Exercise prompt
Would you retype the listing below word for word, without any of its pictures?

Data listing

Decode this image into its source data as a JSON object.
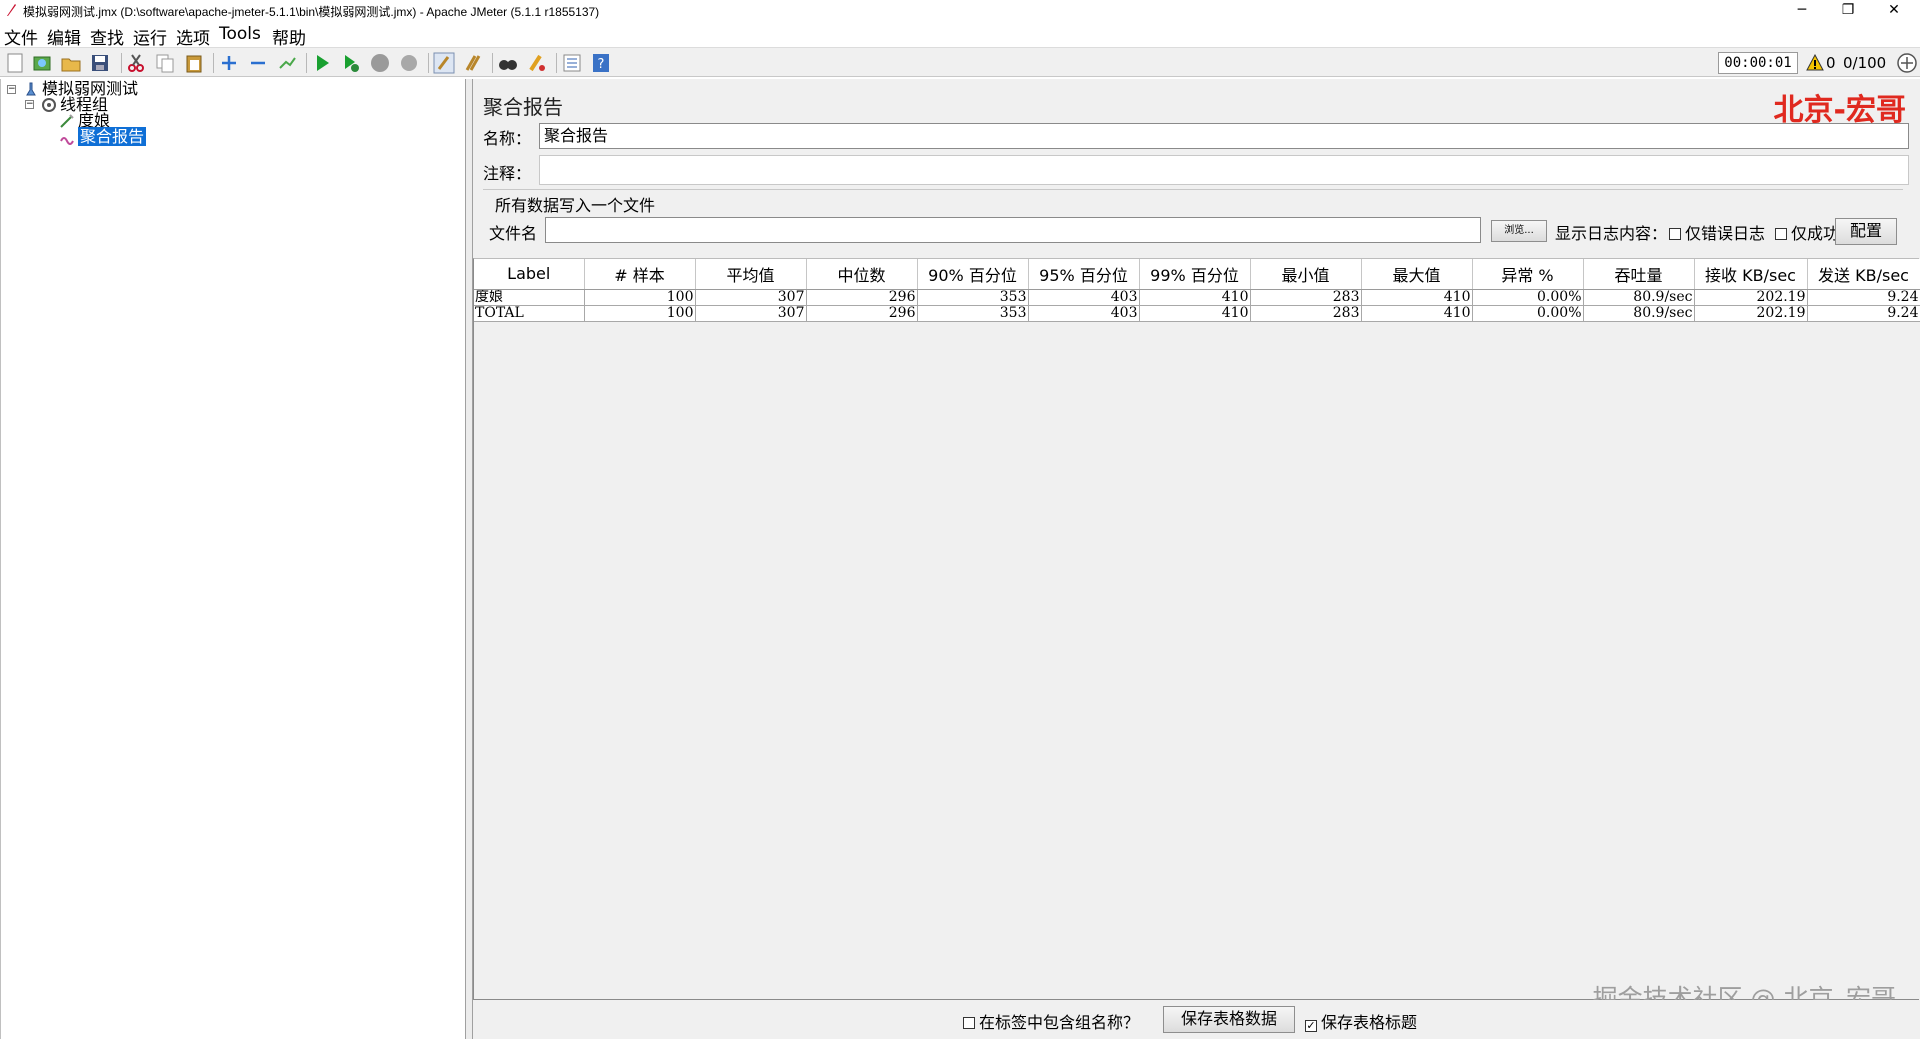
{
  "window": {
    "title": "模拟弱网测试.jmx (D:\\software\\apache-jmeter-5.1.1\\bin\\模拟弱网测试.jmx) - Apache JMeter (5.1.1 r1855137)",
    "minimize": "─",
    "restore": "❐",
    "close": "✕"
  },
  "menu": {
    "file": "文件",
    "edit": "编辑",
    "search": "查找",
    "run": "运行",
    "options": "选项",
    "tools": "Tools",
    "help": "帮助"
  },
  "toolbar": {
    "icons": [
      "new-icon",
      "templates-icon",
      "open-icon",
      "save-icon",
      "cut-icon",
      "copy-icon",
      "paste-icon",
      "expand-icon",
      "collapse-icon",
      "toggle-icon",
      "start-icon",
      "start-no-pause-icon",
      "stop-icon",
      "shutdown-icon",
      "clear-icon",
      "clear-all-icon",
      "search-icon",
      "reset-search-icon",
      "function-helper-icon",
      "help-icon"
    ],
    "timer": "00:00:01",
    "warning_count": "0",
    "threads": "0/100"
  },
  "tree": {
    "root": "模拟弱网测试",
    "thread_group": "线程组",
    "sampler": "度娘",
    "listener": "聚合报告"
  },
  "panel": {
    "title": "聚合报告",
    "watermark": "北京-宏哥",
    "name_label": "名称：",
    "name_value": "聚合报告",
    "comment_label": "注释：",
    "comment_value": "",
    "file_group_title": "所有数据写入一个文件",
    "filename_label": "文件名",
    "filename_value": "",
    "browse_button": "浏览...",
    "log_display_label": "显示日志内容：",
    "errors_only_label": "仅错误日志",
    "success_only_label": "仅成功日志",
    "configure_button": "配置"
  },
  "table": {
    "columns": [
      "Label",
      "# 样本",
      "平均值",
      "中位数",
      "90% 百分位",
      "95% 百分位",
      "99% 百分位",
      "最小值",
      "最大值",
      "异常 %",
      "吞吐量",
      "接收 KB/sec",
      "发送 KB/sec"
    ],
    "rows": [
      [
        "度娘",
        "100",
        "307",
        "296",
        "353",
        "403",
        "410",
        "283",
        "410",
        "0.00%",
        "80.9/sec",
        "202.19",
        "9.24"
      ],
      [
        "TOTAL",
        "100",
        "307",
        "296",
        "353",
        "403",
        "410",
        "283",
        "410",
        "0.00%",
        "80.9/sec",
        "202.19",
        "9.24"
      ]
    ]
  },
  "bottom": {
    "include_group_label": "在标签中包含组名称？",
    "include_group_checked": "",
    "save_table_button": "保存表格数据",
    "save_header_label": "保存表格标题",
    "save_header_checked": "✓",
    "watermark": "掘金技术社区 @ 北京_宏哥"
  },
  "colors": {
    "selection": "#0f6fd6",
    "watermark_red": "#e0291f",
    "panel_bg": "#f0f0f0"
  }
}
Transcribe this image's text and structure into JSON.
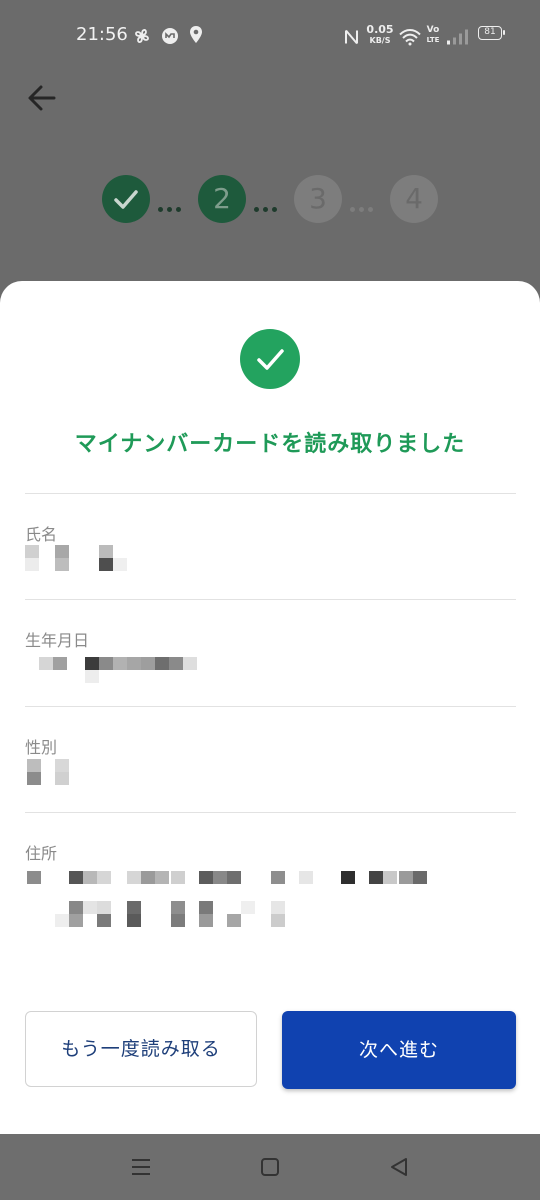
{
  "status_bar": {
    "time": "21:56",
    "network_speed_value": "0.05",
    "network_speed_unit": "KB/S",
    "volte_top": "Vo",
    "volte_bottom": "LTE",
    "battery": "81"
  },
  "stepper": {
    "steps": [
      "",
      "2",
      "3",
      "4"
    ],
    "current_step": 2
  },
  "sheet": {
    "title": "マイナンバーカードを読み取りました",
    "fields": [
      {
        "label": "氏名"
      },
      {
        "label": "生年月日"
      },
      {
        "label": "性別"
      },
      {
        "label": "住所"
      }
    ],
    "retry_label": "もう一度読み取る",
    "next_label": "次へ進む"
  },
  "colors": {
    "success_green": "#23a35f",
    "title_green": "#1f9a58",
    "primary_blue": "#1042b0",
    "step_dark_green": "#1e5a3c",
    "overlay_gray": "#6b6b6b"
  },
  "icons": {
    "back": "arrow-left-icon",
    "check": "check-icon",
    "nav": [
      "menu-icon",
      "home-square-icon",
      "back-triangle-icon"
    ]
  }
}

Response to this exercise
Decode this image into its source data as a JSON object.
{
  "window": {
    "title": "模拟弱网测试.jmx (D:\\software\\apache-jmeter-5.1.1\\bin\\模拟弱网测试.jmx) - Apache JMeter (5.1.1 r1855137)",
    "minimize": "─",
    "restore": "❐",
    "close": "✕"
  },
  "menu": {
    "file": "文件",
    "edit": "编辑",
    "search": "查找",
    "run": "运行",
    "options": "选项",
    "tools": "Tools",
    "help": "帮助"
  },
  "toolbar": {
    "icons": [
      "new-icon",
      "templates-icon",
      "open-icon",
      "save-icon",
      "cut-icon",
      "copy-icon",
      "paste-icon",
      "expand-icon",
      "collapse-icon",
      "toggle-icon",
      "start-icon",
      "start-no-pause-icon",
      "stop-icon",
      "shutdown-icon",
      "clear-icon",
      "clear-all-icon",
      "search-icon",
      "reset-search-icon",
      "function-helper-icon",
      "help-icon"
    ],
    "timer": "00:00:01",
    "warning_count": "0",
    "threads": "0/100"
  },
  "tree": {
    "root": "模拟弱网测试",
    "thread_group": "线程组",
    "sampler": "度娘",
    "listener": "聚合报告"
  },
  "panel": {
    "title": "聚合报告",
    "watermark": "北京-宏哥",
    "name_label": "名称：",
    "name_value": "聚合报告",
    "comment_label": "注释：",
    "comment_value": "",
    "file_group_title": "所有数据写入一个文件",
    "filename_label": "文件名",
    "filename_value": "",
    "browse_button": "浏览...",
    "log_display_label": "显示日志内容：",
    "errors_only_label": "仅错误日志",
    "success_only_label": "仅成功日志",
    "configure_button": "配置"
  },
  "table": {
    "columns": [
      "Label",
      "# 样本",
      "平均值",
      "中位数",
      "90% 百分位",
      "95% 百分位",
      "99% 百分位",
      "最小值",
      "最大值",
      "异常 %",
      "吞吐量",
      "接收 KB/sec",
      "发送 KB/sec"
    ],
    "rows": [
      [
        "度娘",
        "100",
        "307",
        "296",
        "353",
        "403",
        "410",
        "283",
        "410",
        "0.00%",
        "80.9/sec",
        "202.19",
        "9.24"
      ],
      [
        "TOTAL",
        "100",
        "307",
        "296",
        "353",
        "403",
        "410",
        "283",
        "410",
        "0.00%",
        "80.9/sec",
        "202.19",
        "9.24"
      ]
    ]
  },
  "bottom": {
    "include_group_label": "在标签中包含组名称？",
    "include_group_checked": "",
    "save_table_button": "保存表格数据",
    "save_header_label": "保存表格标题",
    "save_header_checked": "✓",
    "watermark": "掘金技术社区 @ 北京_宏哥"
  },
  "colors": {
    "selection": "#0f6fd6",
    "watermark_red": "#e0291f",
    "panel_bg": "#f0f0f0"
  }
}
Transcribe this image's text and structure into JSON.
{
  "status_bar": {
    "time": "21:56",
    "network_speed_value": "0.05",
    "network_speed_unit": "KB/S",
    "volte_top": "Vo",
    "volte_bottom": "LTE",
    "battery": "81"
  },
  "stepper": {
    "steps": [
      "",
      "2",
      "3",
      "4"
    ],
    "current_step": 2
  },
  "sheet": {
    "title": "マイナンバーカードを読み取りました",
    "fields": [
      {
        "label": "氏名"
      },
      {
        "label": "生年月日"
      },
      {
        "label": "性別"
      },
      {
        "label": "住所"
      }
    ],
    "retry_label": "もう一度読み取る",
    "next_label": "次へ進む"
  },
  "colors": {
    "success_green": "#23a35f",
    "title_green": "#1f9a58",
    "primary_blue": "#1042b0",
    "step_dark_green": "#1e5a3c",
    "overlay_gray": "#6b6b6b"
  },
  "icons": {
    "back": "arrow-left-icon",
    "check": "check-icon",
    "nav": [
      "menu-icon",
      "home-square-icon",
      "back-triangle-icon"
    ]
  }
}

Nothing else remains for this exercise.